The Delaware Supreme Court recently affirmed a Court of Chancery ruling granting a Special Litigation Committee’s motion to terminate a shareholder derivative action that had survived a motion to dismiss. The split decision in El Pollo Loco (June 28, 2022) highlights whether a director can be considered independent – especially as a member of a Special Litigation Committee (“SLC”) – if he or she had known about and had approved or not objected to the prior motion to dismiss, which had asserted that the claims at issue in the subsequent SLC investigation lacked merit.
The Delaware Supreme Court ruled today that Delaware corporations can adopt charter provisions requiring that actions under the federal Securities Act of 1933 be filed in a federal court. The decision in Salzberg v. Sciabacucchi gives Delaware corporations a way to avoid state-court or multi-forum litigation of Securities Act claims by channeling all such cases into the federal system, where they can be managed more effectively – and where they are subject to the more structured and stringent procedural standards mandated by federal law.
Delaware corporations might want to consider adopting federal-forum charter provisions to address the treatment of potential Securities Act claims.
The Delaware Supreme Court yesterday rejected a presumption of confidentiality for documents produced pursuant to books-and-records inspection requests under § 220 of the Delaware General Corporation Law. The decision in Tiger v. Boast Apparel, Inc. (Del. Aug. 7, 2019) holds that courts can impose confidentiality restrictions in appropriate cases, but that some justification of confidentiality is necessary – and that an indefinite period of confidentiality should be the exception, not the rule.
In light of the emphasis that the Delaware Supreme Court has placed on § 220 requests particularly in the context of shareholder derivative actions, parties making and receiving those requests might now need to focus more closely on whether and the extent to which confidentiality restrictions can be justified and, if so, how long they should last.
The Delaware Supreme Court held yesterday that a corporation can be required to produce emails and other electronic documents where necessary to satisfy a shareholder’s legitimate request to inspect corporate books and records under § 220 of the Delaware General Corporation Law. The Supreme Court also held that, under the circumstances of the case, a court could not impose jurisdictional limitations on the shareholder’s use of documents obtained through the § 220 inspection process.
On January 25, 2018, the Delaware Supreme Court held that the dismissal of a shareholder derivative action for lack of demand futility can preclude other derivative actions as long as the plaintiff in the dismissed case adequately represented the corporation’s interests.

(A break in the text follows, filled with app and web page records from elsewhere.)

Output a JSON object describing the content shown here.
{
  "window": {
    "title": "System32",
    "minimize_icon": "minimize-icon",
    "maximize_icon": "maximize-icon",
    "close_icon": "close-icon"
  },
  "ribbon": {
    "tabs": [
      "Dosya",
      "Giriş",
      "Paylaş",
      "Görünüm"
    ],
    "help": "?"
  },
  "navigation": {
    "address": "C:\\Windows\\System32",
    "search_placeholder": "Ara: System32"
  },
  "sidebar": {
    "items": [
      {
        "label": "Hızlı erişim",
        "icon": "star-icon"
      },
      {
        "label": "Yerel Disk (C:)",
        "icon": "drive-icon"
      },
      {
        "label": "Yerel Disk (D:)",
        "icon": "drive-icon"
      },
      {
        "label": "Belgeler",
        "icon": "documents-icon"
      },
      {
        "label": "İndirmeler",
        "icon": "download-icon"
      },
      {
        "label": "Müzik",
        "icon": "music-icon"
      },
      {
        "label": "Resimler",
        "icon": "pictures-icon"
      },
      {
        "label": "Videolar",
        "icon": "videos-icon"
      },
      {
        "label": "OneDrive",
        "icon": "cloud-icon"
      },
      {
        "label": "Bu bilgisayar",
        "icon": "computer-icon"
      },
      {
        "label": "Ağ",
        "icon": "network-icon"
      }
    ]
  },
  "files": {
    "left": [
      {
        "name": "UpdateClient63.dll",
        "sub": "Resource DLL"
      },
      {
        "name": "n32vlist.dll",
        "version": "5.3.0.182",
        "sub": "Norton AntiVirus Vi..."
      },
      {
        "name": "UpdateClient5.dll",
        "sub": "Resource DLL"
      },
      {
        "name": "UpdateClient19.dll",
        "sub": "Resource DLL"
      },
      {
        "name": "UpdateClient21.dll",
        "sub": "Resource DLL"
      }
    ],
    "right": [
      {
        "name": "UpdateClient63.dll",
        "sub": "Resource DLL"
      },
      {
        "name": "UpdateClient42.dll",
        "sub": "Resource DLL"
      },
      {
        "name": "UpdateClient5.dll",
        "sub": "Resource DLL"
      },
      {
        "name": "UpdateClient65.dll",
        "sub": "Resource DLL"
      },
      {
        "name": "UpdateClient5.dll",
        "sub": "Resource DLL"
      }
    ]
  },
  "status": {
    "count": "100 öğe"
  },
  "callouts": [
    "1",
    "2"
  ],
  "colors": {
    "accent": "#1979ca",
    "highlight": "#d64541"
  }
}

The Court’s decision in California State Teachers’ Retirement System …
The Chancellor of Delaware’s Court of Chancery yesterday urged the Delaware Supreme Court to revise Delaware law on preclusion in shareholder derivative actions. The court’s July 25, 2017 decision in In re Wal-Mart Stores, Inc. Delaware Derivative Litigation recommended that the Supreme Court adopt a rule that a judgment in one derivative action cannot bind the corporation or its stockholders in another derivative action unless either (i) the first action has survived a motion to dismiss because a pre-suit demand on the corporation’s board of directors would have been futile or (ii) the board has given the plaintiff authority to proceed on the corporation’s behalf by declining to oppose the derivative suit. In other words, preclusion would not apply unless the stockholder in the first case had been empowered by either a court or the board to assert the corporation’s claims.
The Delaware Supreme Court requested further consideration of the federal due-process issues that might arise where a court is asked to hold that a shareholder derivative action is precluded because a prior derivative action was dismissed based on the first plaintiff’s failure to make a demand on the company’s board before filing suit. The Court’s January 18, 2017 decision in California State Teachers’ Retirement System v. Alvarez squarely focuses on an issue that has been raised several times in the Delaware Court of Chancery: whether federal due-process principles prevent the actions of a named plaintiff in a derivative action from binding other shareholders unless and until a court holds that the plaintiff has authority to sue on behalf of the corporation.
The ultimate resolution of this question could affect the strategy decisions confronting plaintiffs and defendants when multiple shareholder derivative actions are filed in two or more forums.
The Delaware Supreme Court ruled yesterday that out-of-state corporations no longer would be subject to general personal jurisdiction in Delaware merely because they had registered to do business in Delaware. In making that ruling, the Court overruled prior state precedent, under which foreign corporations were deemed to have consented to jurisdiction in Delaware when they registered to do business within the state.